In GERD, food, acid, and digestive juices flow back into the esophagus, the tube that connects the throat to the stomach. Over time, this causes irritation and swelling, known as esophagitis.
If you have acid exposure in the esophagus for even as little as a few weeks, you can develop inflammation of the lining. It can be very uncomfortable, even painful, and can leave the esophagus vulnerable to even more harmful erosion or scarring.Stomach acid can wear away the esophageal lining, causing sores or ulcers. (Esophageal ulcers are different than stomach ulcers, which are usually due to bacteria.) People with ulcers may spit up or vomit blood, or see it in stool. “It can be red or even darker, coffee-ground-like particulate.
If esophagitis goes on too long, scar tissue can narrow the esophagus. Called a stricture, this can make it hard or painful to swallow.
Large pieces of food can get stuck and may require endoscopy to remove them. You may also be at risk of choking, and you can lose too much weight if you avoid food and drinks because of a stricture. A stricture is treated with a dilation, or stretching, of the esophagus. This may need repeating, but acid-blocking meds such as proton pump inhibitors (PPIs) may prevent it from returning.
Barrett’s esophagus is a condition that develops in some people (about 10%) who have long-term GERD. It is a risk factor for cancer of the esophagus.
Damage from acid reflux can cause abnormal changes in the lining of the esophagus.
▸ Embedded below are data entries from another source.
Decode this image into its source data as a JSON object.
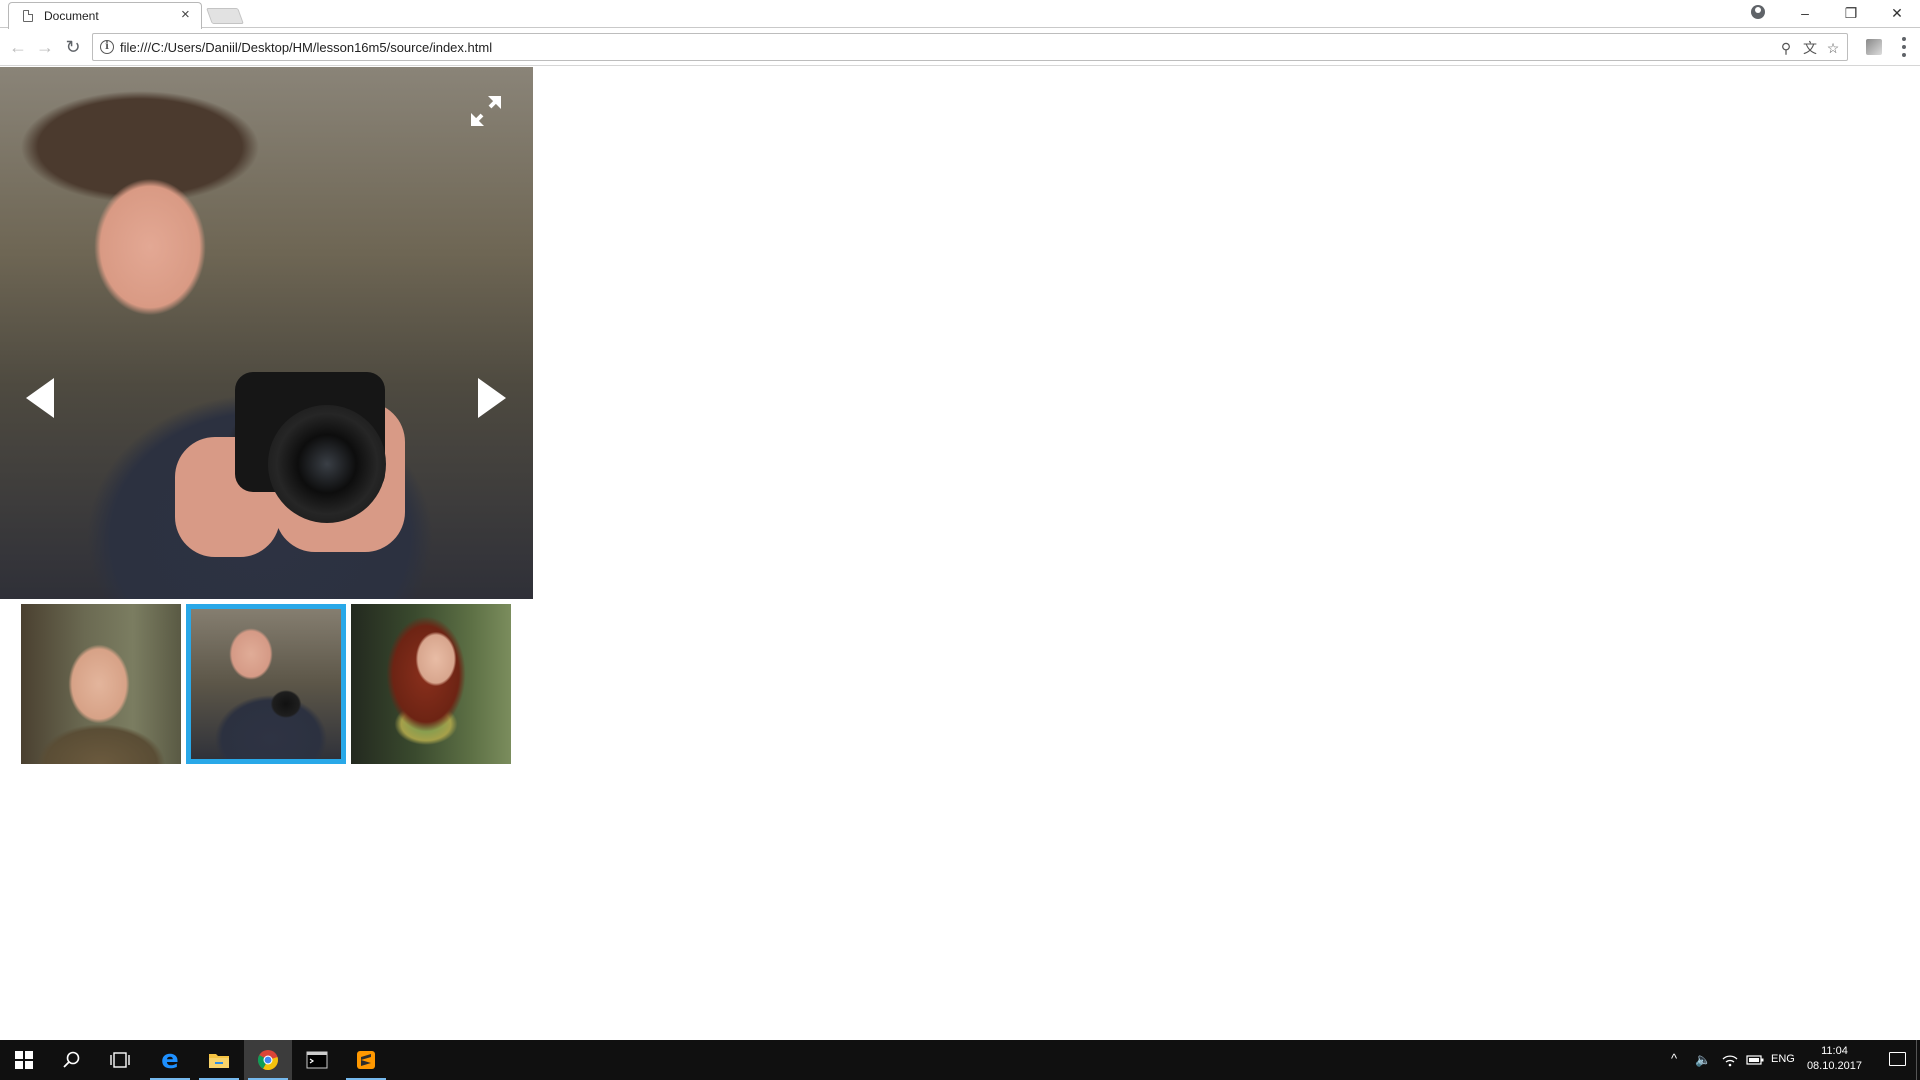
{
  "browser": {
    "tab": {
      "title": "Document",
      "close_glyph": "×"
    },
    "window_controls": {
      "minimize": "–",
      "restore": "❐",
      "close": "✕"
    },
    "toolbar": {
      "back_glyph": "←",
      "forward_glyph": "→",
      "reload_glyph": "↻",
      "info_glyph": "i",
      "url": "file:///C:/Users/Daniil/Desktop/HM/lesson16m5/source/index.html",
      "zoom_glyph": "⚲",
      "translate_glyph": "文",
      "bookmark_glyph": "☆"
    }
  },
  "gallery": {
    "main_image": {
      "subject": "young man holding a camera"
    },
    "prev_icon": "arrow-left-icon",
    "next_icon": "arrow-right-icon",
    "fullscreen_icon": "fullscreen-icon",
    "active_index": 1,
    "thumbnails": [
      {
        "subject": "older bald man smiling"
      },
      {
        "subject": "young man holding a camera"
      },
      {
        "subject": "woman with red hair and scarf"
      }
    ],
    "colors": {
      "active_border": "#29a8e8"
    }
  },
  "taskbar": {
    "language": "ENG",
    "time": "11:04",
    "date": "08.10.2017",
    "colors": {
      "background": "#101010",
      "active_indicator": "#76b9ed"
    }
  }
}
The normal cells that line the esophagus are replaced with a type of cell not usually found in the esophagus.
People who have had heartburn for years may be at risk for Barrett’s esophagus. Barrett’s esophagus is typically diagnosed in people who are middle-aged or older. It is more common in men than in women.
Barrett’s esophagus is diagnosed with a test called an upper endoscopy (also known as an EGD) to look at the lining of the esophagus and obtain a biopsy to examine a sample of tissue. Many experts recommend endoscopy to check for Barrett’s esophagus in people who have risk factors, such as long standing heartburn (>10 years), white race, male gender and are overweight. Screening test for Barrett’s is not recommended for the general population of patients with heartburn or reflux.
Although uncommon, Barrett’s esophagus may lead to esophageal cancer in some patients. Roughly 1 in 300 people with Barrett’s esophagus will develop esophageal cancer each year. Because of the cancer risk, people with Barrett’s esophagus are usually checked regularly with endoscopy.
The goal of treatment of Barrett’s esophagus is to prevent further damage by stopping acid reflux from the stomach. Proton pump inhibitor medications like Omeprazole, pantaprazoleand others are the mainstay of treatment. These drugs reduce the amount of acid produced by the stomach. In some patients, surgery to tighten the sphincter or “valve” between the esophagus and stomach may be an option to prevent reflux.